On Moral Beauty

It’s so empty, the world I look upon. And I’m so small, sitting on this ledge. I lay upon a slab of concrete that hangs above the valley.

I lean back and look into the vast night sky. A dim light, higher than I think a plane would fly, drifts across my vision.

Medicine, by Gus Dapperton, plays through my headphones. Gus represents a powerful chapter of my life, the backdrop to the experiences that led me here.

Now I’m here, and there are new songs which I’ll look back on that will make me think of now. That’s the wonder of music.

It’s so much more than just the words we hear.

This song brings tears to my eyes as I look into the darkening sky.

I imagine if that is a plane and someone’s looking down, and in their ears the same song plays, and somehow, with a unique life experience, mind, soul and perspective, there’s something shared between us. The ability to feel.

I think striving to be good, a friend, a helpful soul, is the only way to pass through life in peace.
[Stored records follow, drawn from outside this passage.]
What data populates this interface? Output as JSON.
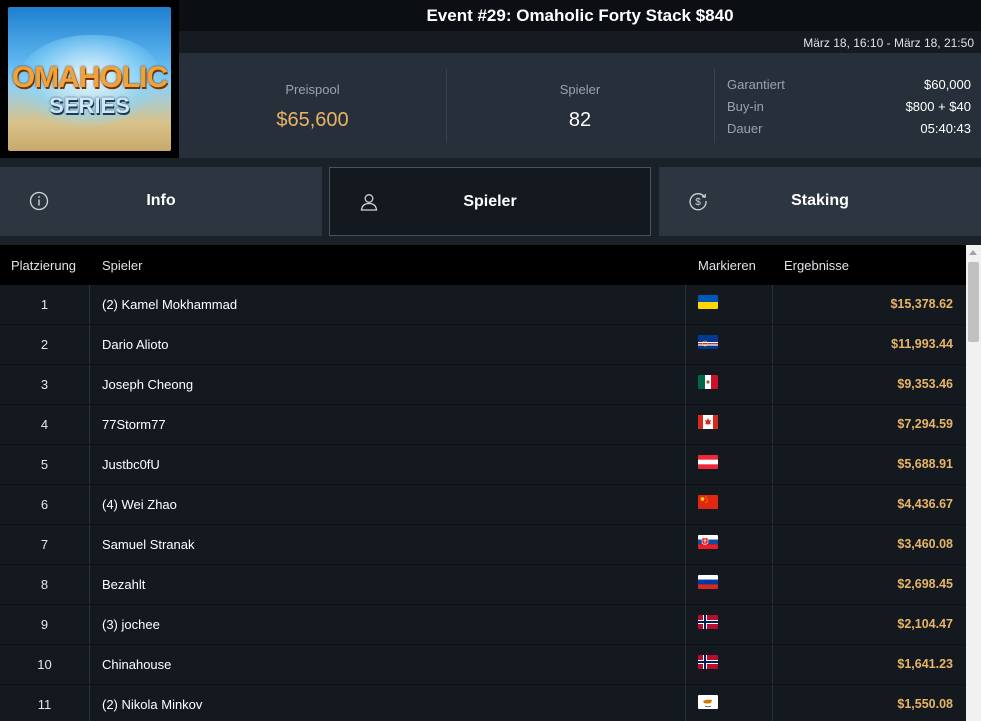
{
  "logo": {
    "line1": "OMAHOLIC",
    "line2": "SERIES"
  },
  "header": {
    "title": "Event #29: Omaholic Forty Stack $840",
    "date_range": "März 18, 16:10 - März 18, 21:50"
  },
  "stats": {
    "prize_pool_label": "Preispool",
    "prize_pool_value": "$65,600",
    "players_label": "Spieler",
    "players_value": "82",
    "details": [
      {
        "key": "Garantiert",
        "value": "$60,000"
      },
      {
        "key": "Buy-in",
        "value": "$800 + $40"
      },
      {
        "key": "Dauer",
        "value": "05:40:43"
      }
    ]
  },
  "tabs": [
    {
      "label": "Info",
      "icon": "info-icon",
      "active": false
    },
    {
      "label": "Spieler",
      "icon": "user-icon",
      "active": true
    },
    {
      "label": "Staking",
      "icon": "dollar-cycle-icon",
      "active": false
    }
  ],
  "colors": {
    "accent_gold": "#e8b566",
    "bg": "#1b2129"
  },
  "table": {
    "headers": {
      "rank": "Platzierung",
      "player": "Spieler",
      "mark": "Markieren",
      "results": "Ergebnisse"
    },
    "rows": [
      {
        "rank": "1",
        "player": "(2) Kamel Mokhammad",
        "flag": "ukraine",
        "result": "$15,378.62"
      },
      {
        "rank": "2",
        "player": "Dario Alioto",
        "flag": "cape-verde",
        "result": "$11,993.44"
      },
      {
        "rank": "3",
        "player": "Joseph Cheong",
        "flag": "mexico",
        "result": "$9,353.46"
      },
      {
        "rank": "4",
        "player": "77Storm77",
        "flag": "canada",
        "result": "$7,294.59"
      },
      {
        "rank": "5",
        "player": "Justbc0fU",
        "flag": "austria",
        "result": "$5,688.91"
      },
      {
        "rank": "6",
        "player": "(4) Wei Zhao",
        "flag": "china",
        "result": "$4,436.67"
      },
      {
        "rank": "7",
        "player": "Samuel Stranak",
        "flag": "slovakia",
        "result": "$3,460.08"
      },
      {
        "rank": "8",
        "player": "Bezahlt",
        "flag": "russia",
        "result": "$2,698.45"
      },
      {
        "rank": "9",
        "player": "(3) jochee",
        "flag": "norway",
        "result": "$2,104.47"
      },
      {
        "rank": "10",
        "player": "Chinahouse",
        "flag": "norway",
        "result": "$1,641.23"
      },
      {
        "rank": "11",
        "player": "(2) Nikola Minkov",
        "flag": "cyprus",
        "result": "$1,550.08"
      }
    ]
  }
}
Because we all know what it means to feel pain.

I’m reading The Heart of Emerson’s Journals, a collection of passages taken from the journals of the 19th-century poet, thinker and leader, Ralph Waldo Emerson.

It’s heartening to read the all-too-human thoughts of Emerson — as a young man, he doubted himself, his capabilities, his place in the world.

Still, he felt that more important than striving for success was the striving to be good.

Emerson speaks on what he calls moral beauty:

Moral beauty is lovely, imperishable, perfect… I would freely give all I ever hoped to be, even when my air-blown hopes were brilliant and glorious, - not as now - to have given down that sweet strain to posterity to do good in a golden way….

I wonder what the real motives are for the decisions that I make — any of it — why I’m really here. Is it really to discover something of myself, or prove something to the world?

I’m human. Maybe these two words can harmonize both pursuits. But what is there to prove?

I don’t want to bear the weight of a grudge. I’ll feel it. The weight is there.

Even when I feel I’m wronged, or I’m embarrassed, or my pride is hurt — I pray for the strength to let go, and smile. The choice is ours to pick up the weight and carry it like a stone.

Because you’re human, too. I don’t know what it is you’re going through.

I don’t want to be perfect. I couldn’t be. I’ll simply do the best I can in the moments I’m presented with a choice.

To ease the pain, or not. In others, and myself.

It’s so full, this world I look upon. And I’m so small, sitting on this ledge.

No Comments

I'd love to hear your thoughts!